After five tumultuous years, I left the priesthood to claim a more spacious Christian faith, which freed me to begin a profound recasting of the meaning of Jesus Christ. Only as a former priest was I free to question the assumptions — going far deeper than ancient “Christ killer” slanders — that perpetuate, even in this ecumenical age, anti-Jewish stereotypes. Again and again, I had to confront the ways in which my own attitudes toward Jesus were stubbornly anti-Jewish. As a person in the pew, also, I regularly heard the negative-positive pairing of Old Testament against the New Testament, and the tone-deaf sermons that assumed the war between Jesus and “the Jews.” I still hear such preaching at least once a month.

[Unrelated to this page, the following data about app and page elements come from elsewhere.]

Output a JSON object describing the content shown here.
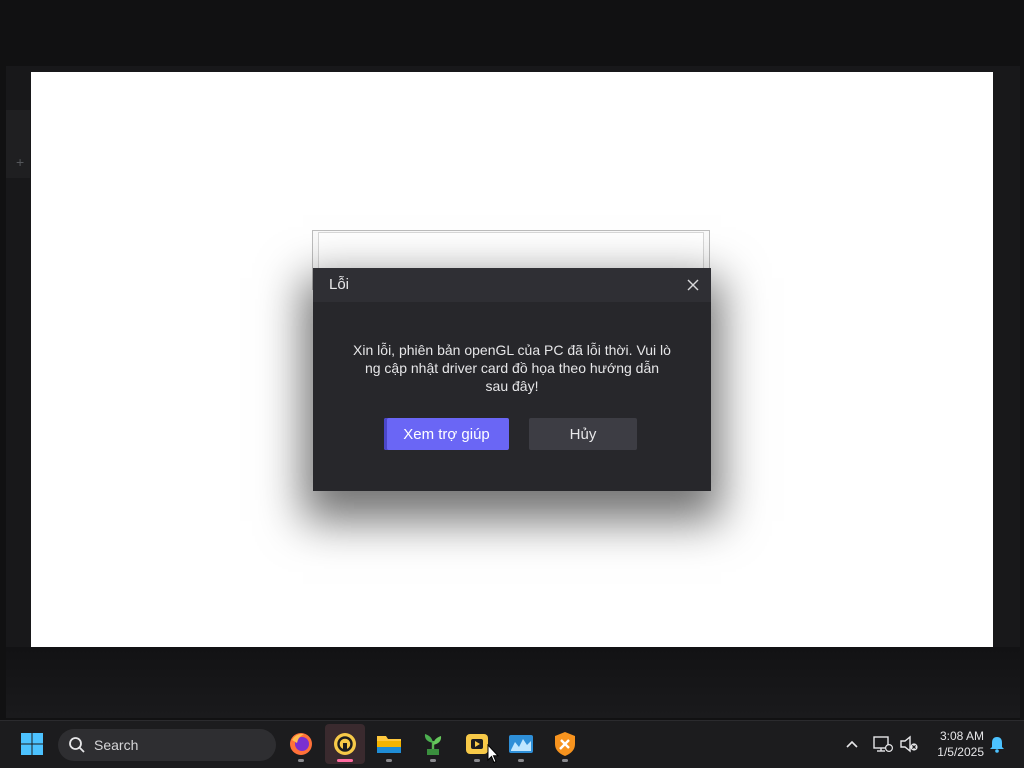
{
  "dialog": {
    "title": "Lỗi",
    "message_line1": "Xin lỗi, phiên bản openGL của PC đã lỗi thời. Vui lò",
    "message_line2": "ng cập nhật driver card đồ họa theo hướng dẫn",
    "message_line3": "sau đây!",
    "help_button": "Xem trợ giúp",
    "cancel_button": "Hủy"
  },
  "taskbar": {
    "search_placeholder": "Search",
    "apps": [
      {
        "name": "firefox-icon",
        "active": false
      },
      {
        "name": "app-launcher-icon",
        "active": true
      },
      {
        "name": "file-explorer-icon",
        "active": false
      },
      {
        "name": "plant-app-icon",
        "active": false
      },
      {
        "name": "media-app-icon",
        "active": false
      },
      {
        "name": "monitor-app-icon",
        "active": false
      },
      {
        "name": "shield-tools-icon",
        "active": false
      }
    ]
  },
  "tray": {
    "time": "3:08 AM",
    "date": "1/5/2025"
  },
  "colors": {
    "dialog_bg": "#27272b",
    "primary_button": "#6a66f5",
    "secondary_button": "#3d3d44",
    "taskbar_bg": "#1c1c1e"
  }
}
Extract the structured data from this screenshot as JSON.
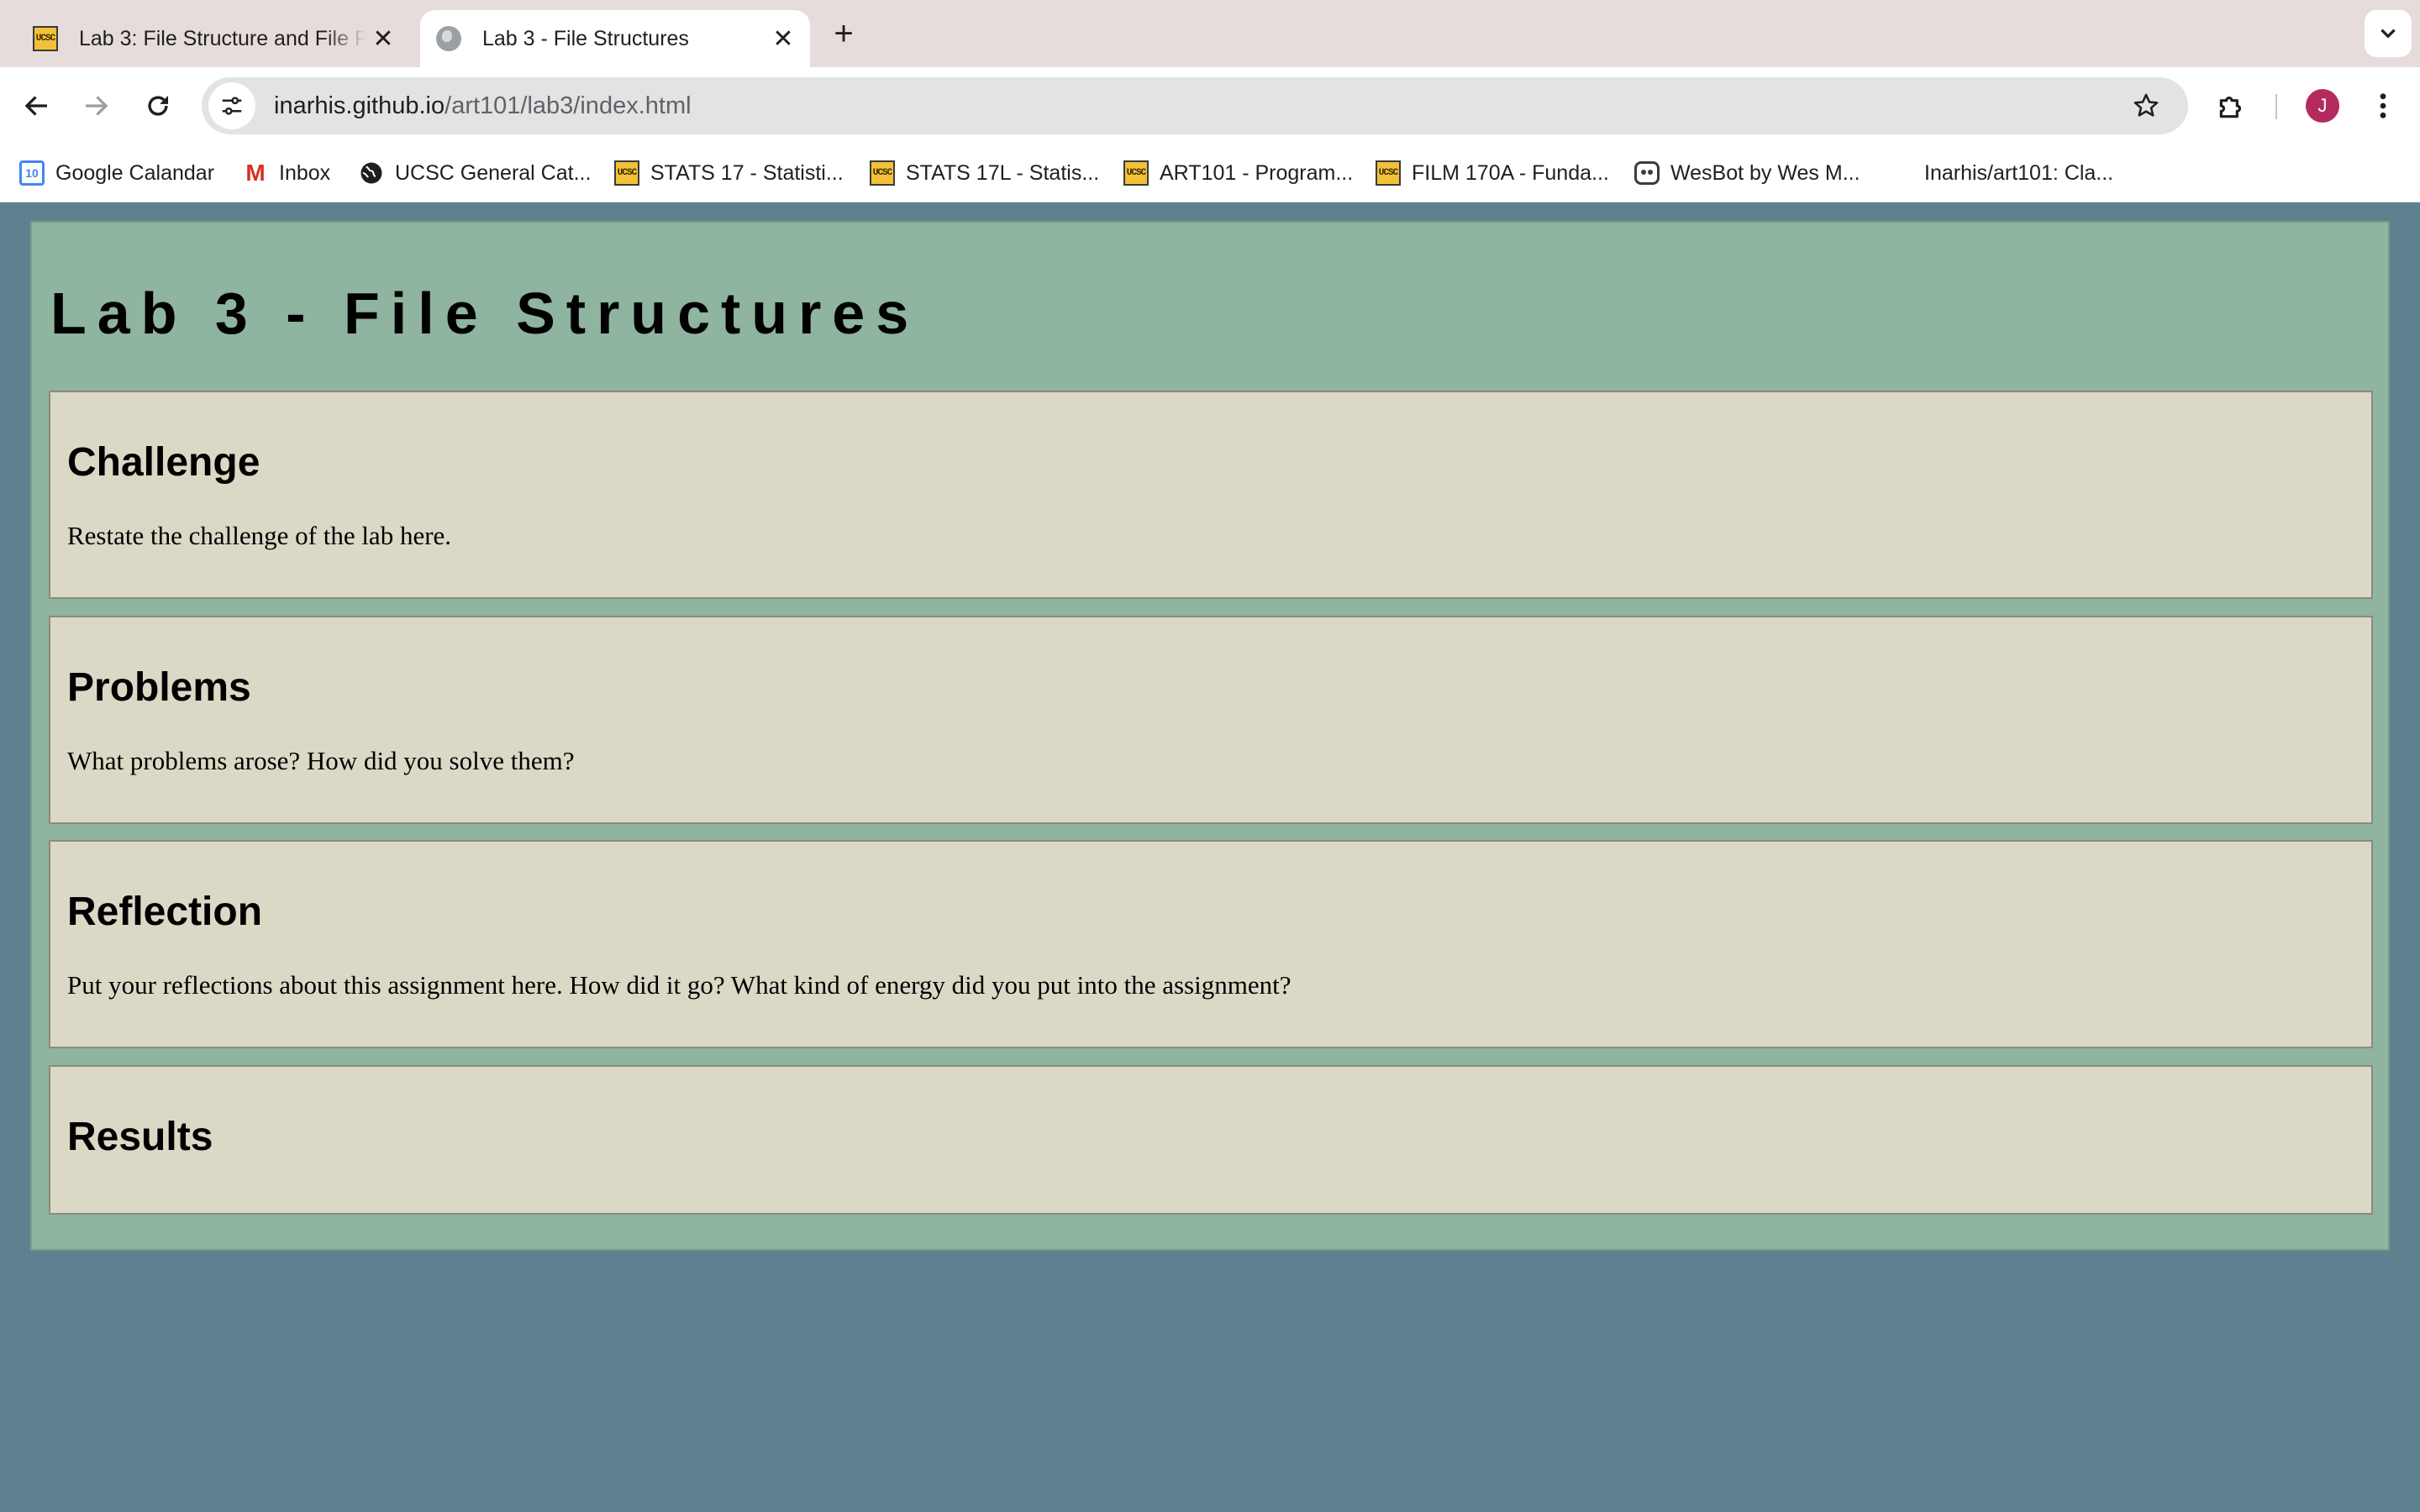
{
  "browser": {
    "tabs": [
      {
        "title": "Lab 3: File Structure and File Paths",
        "favicon": "ucsc-icon",
        "active": false
      },
      {
        "title": "Lab 3 - File Structures",
        "favicon": "globe-icon",
        "active": true
      }
    ],
    "address": {
      "host": "inarhis.github.io",
      "path": "/art101/lab3/index.html"
    },
    "profile_initial": "J",
    "bookmarks": [
      {
        "label": "Google Calandar",
        "icon": "calendar-icon"
      },
      {
        "label": "Inbox",
        "icon": "gmail-icon"
      },
      {
        "label": "UCSC General Cat...",
        "icon": "globe-icon"
      },
      {
        "label": "STATS 17 - Statisti...",
        "icon": "ucsc-icon"
      },
      {
        "label": "STATS 17L - Statis...",
        "icon": "ucsc-icon"
      },
      {
        "label": "ART101 - Program...",
        "icon": "ucsc-icon"
      },
      {
        "label": "FILM 170A - Funda...",
        "icon": "ucsc-icon"
      },
      {
        "label": "WesBot by Wes M...",
        "icon": "robot-icon"
      },
      {
        "label": "Inarhis/art101: Cla...",
        "icon": "github-icon"
      }
    ],
    "ucsc_favicon_text": "UCSC",
    "calendar_icon_text": "10",
    "colors": {
      "tabstrip": "#e6dcdc",
      "omnibox": "#e3e3e3",
      "avatar": "#b52a5e"
    }
  },
  "page": {
    "title": "Lab 3 - File Structures",
    "sections": [
      {
        "heading": "Challenge",
        "body": "Restate the challenge of the lab here."
      },
      {
        "heading": "Problems",
        "body": "What problems arose? How did you solve them?"
      },
      {
        "heading": "Reflection",
        "body": "Put your reflections about this assignment here. How did it go? What kind of energy did you put into the assignment?"
      },
      {
        "heading": "Results",
        "body": ""
      }
    ],
    "colors": {
      "background": "#5e818f",
      "main": "#8fb49f",
      "section": "#dcd8c6"
    }
  }
}
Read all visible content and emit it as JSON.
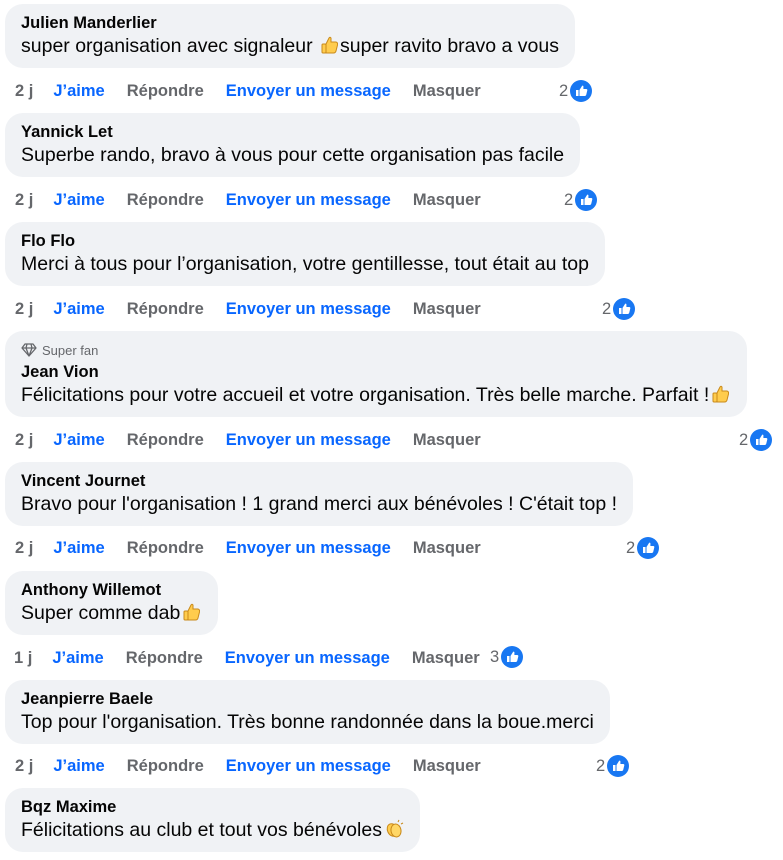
{
  "actions": {
    "like": "J’aime",
    "reply": "Répondre",
    "message": "Envoyer un message",
    "hide": "Masquer"
  },
  "comments": [
    {
      "author": "Julien Manderlier",
      "text_parts": [
        "super organisation avec signaleur ",
        "super ravito bravo a vous"
      ],
      "emoji": [
        "thumbs-up-icon"
      ],
      "time": "2 j",
      "reactions": "2",
      "badge": null
    },
    {
      "author": "Yannick Let",
      "text": "Superbe rando, bravo à vous pour cette organisation pas facile",
      "time": "2 j",
      "reactions": "2",
      "badge": null
    },
    {
      "author": "Flo Flo",
      "text": "Merci à tous pour l’organisation, votre gentillesse, tout était au top",
      "time": "2 j",
      "reactions": "2",
      "badge": null
    },
    {
      "author": "Jean Vion",
      "text": "Félicitations pour votre accueil et votre organisation. Très belle marche. Parfait !",
      "emoji": [
        "thumbs-up-icon"
      ],
      "time": "2 j",
      "reactions": "2",
      "badge": "Super fan"
    },
    {
      "author": "Vincent Journet",
      "text": "Bravo pour l'organisation ! 1 grand merci aux bénévoles ! C'était top !",
      "time": "2 j",
      "reactions": "2",
      "badge": null
    },
    {
      "author": "Anthony Willemot",
      "text": "Super comme dab",
      "emoji": [
        "thumbs-up-icon"
      ],
      "time": "1 j",
      "reactions": "3",
      "badge": null
    },
    {
      "author": "Jeanpierre Baele",
      "text": "Top pour l'organisation. Très bonne randonnée dans la boue.merci",
      "time": "2 j",
      "reactions": "2",
      "badge": null
    },
    {
      "author": "Bqz Maxime",
      "text": "Félicitations au club et tout vos bénévoles",
      "emoji": [
        "clapping-hands-icon"
      ],
      "time": null,
      "reactions": null,
      "badge": null
    }
  ],
  "colors": {
    "bubble": "#f0f2f5",
    "link": "#0866ff",
    "muted": "#65676b",
    "like_icon": "#1877f2"
  }
}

I staked my future on a writerly conscience, but I never abandoned my first religious insight — about God and suffering. It meant everything to me that the entire religious tradition of which I was still a part began with God’s coming to Moses not because God had seen the sin of the people, but because He’d seen their suffering: “I have seen the affliction of my people who are in Egypt,” He told Moses, “and have heard their cry because of their taskmasters; I know their sufferings, and I have come down to deliver them.” Yet it took me decades of work on the sly mechanisms of the anti-Semitic imagination — including two books detailing the history of Christian contempt for Jews — to reverse my primal identification of the gaunt-eyed Jews at barbed wire with the flayed and battered body of my Lord. Having put Auschwitz at the center of my work, I found it necessary, instead, to look at Jesus with the death camp as a lens — the opposite of my innate urge to see Auschwitz through the redeeming frame of Jesus’ self-sacrifice. At last, I shared the recognition that Dietrich Bonhoeffer had come to in a Gestapo prison; I could see the point that Elie Wiesel had made before the Auschwitz gallows: If Jesus had been hanged there, it would not have been as the atoning Son of God, but as another Jewish victim. Period. If there is to be Christian reckoning, it must begin there.